Who would ever have predicted that more than 325,000 people would be willing to stand in line to pre-pay for a big-ticket piece of machinery like it was a new Apple device or Star Wars movie? Apparently, Tesla did. In early April, when Tesla introduced its beautifully designed new Model 3, I thought about getting up early and joining that long line. Okay, maybe it wasn’t a thought as much as a daydream. A really good daydream.

I didn’t reserve a Model 3, but I did do some thinking about how Tesla’s disruption of the automobile industry is similar to the initiatives I hear about from the enterprise architects I talk to. No, seriously:

Enterprise Architects & Innovation

Even during the economic downturn of 2008, when other automakers were cutting back, Tesla was investing heavily in innovative technology. Similarly, it’s the job of the enterprise architect to help the organization drive innovation, plan efficiently for the future, and help the executive team understand where best to focus future technology spending.

Enterprise Architects & Visibility

Tesla is deliberately building visibility into its IT environment — and using what it sees to change the business:

  • It shares its technology platforms with Elon Musk’s other companies, primarily SpaceX, so they can all see and learn from commonalities across their assets and technology. For example, Tesla knows from SpaceX that aluminum is a fraction of the weight of steel but much stronger. That gave Tesla the idea of using aluminum in the body and chassis of the Model S for better performance and safety.
  • It learns how to improve its products by capturing data about each individual driver and sharing it across the entire Tesla ecosystem. Essentially, when one car’s autopilot feature learns something, the whole fleet learns it, helping the autopilot feature perform better over time.

Enterprise architects do the exact same thing. Having visibility into all their IT assets lets the enterprise architect understand compatibilities and the lack thereof, end of life (EOL) information, and a myriad of asset and technology scenarios across departments, business units, and the entire organization.

Enterprise Architects & Elon Musk

I’m not saying that every enterprise architect is a driven billionaire entrepreneur in the rough. But like Musk, enterprise architects see (or ought to see) the bigger picture. Tesla’s stated mission is to “accelerate the world’s transition to sustainable transport,” and while the company isn’t yet profitable, it’s making the bold moves necessary to achieve that mission. Similarly, enterprise architects need to understand, from a strategic point of view, why and how mapping out and investing in IT infrastructure is so vital to reaching specific business goals.

Just as Tesla is driving (no pun intended) innovation and competition in its market, the enterprise architect has the opportunity to do the same for their organizations. The challenges are great, but so are the rewards of seizing that opportunity in the digital, hybrid cloud, and on-premise world.

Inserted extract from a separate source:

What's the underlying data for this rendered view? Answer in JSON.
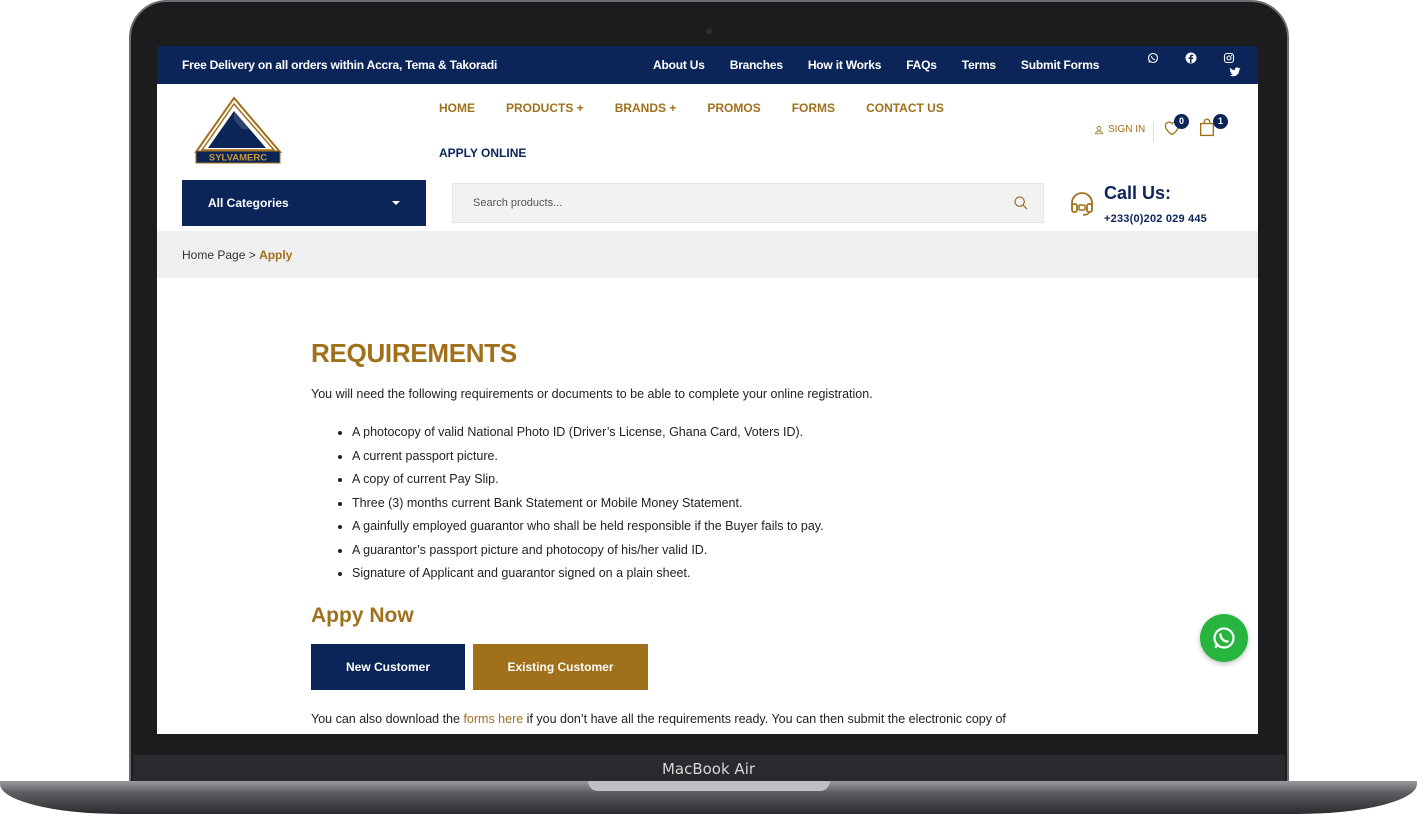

Do you agree that enterprise architects are like Tesla? If you want to discuss it further — or want to tell me about your Tesla Model 3 when you get it — give us a call.